Start of Task data

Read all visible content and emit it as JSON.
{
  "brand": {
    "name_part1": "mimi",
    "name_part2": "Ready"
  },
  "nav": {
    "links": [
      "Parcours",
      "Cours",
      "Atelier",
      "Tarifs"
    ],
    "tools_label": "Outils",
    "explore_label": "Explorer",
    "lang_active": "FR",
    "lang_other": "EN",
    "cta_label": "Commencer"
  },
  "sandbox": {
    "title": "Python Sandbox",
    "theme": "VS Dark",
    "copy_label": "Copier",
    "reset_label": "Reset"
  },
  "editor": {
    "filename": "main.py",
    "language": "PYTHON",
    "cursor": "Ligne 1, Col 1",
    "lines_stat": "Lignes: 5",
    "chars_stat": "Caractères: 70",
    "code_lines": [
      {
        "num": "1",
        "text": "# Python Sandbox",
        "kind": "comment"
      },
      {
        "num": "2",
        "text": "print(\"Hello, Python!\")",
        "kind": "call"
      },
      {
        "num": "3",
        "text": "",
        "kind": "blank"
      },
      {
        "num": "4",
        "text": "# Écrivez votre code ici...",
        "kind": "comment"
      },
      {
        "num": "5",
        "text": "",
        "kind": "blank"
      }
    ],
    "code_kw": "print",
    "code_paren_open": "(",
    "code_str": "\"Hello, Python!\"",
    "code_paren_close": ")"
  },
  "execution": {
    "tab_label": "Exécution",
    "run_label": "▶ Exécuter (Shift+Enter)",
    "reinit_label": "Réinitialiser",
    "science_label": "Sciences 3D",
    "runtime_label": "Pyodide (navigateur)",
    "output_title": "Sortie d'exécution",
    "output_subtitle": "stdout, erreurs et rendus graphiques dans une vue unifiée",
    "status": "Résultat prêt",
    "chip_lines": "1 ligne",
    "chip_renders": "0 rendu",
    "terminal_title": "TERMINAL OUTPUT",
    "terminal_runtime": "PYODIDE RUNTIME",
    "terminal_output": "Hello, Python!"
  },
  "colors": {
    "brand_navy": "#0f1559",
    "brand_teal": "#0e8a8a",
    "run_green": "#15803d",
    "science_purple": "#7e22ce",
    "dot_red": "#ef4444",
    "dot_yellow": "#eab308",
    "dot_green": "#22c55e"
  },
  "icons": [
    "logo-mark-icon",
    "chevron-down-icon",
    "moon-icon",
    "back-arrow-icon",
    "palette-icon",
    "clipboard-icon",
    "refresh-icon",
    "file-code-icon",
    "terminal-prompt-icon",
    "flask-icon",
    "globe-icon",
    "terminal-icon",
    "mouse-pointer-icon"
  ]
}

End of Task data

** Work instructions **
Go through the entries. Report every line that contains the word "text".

** Task result **
        "text": "# Python Sandbox",
        "text": "print(\"Hello, Python!\")",
        "text": "",
        "text": "# Écrivez votre code ici...",
        "text": "",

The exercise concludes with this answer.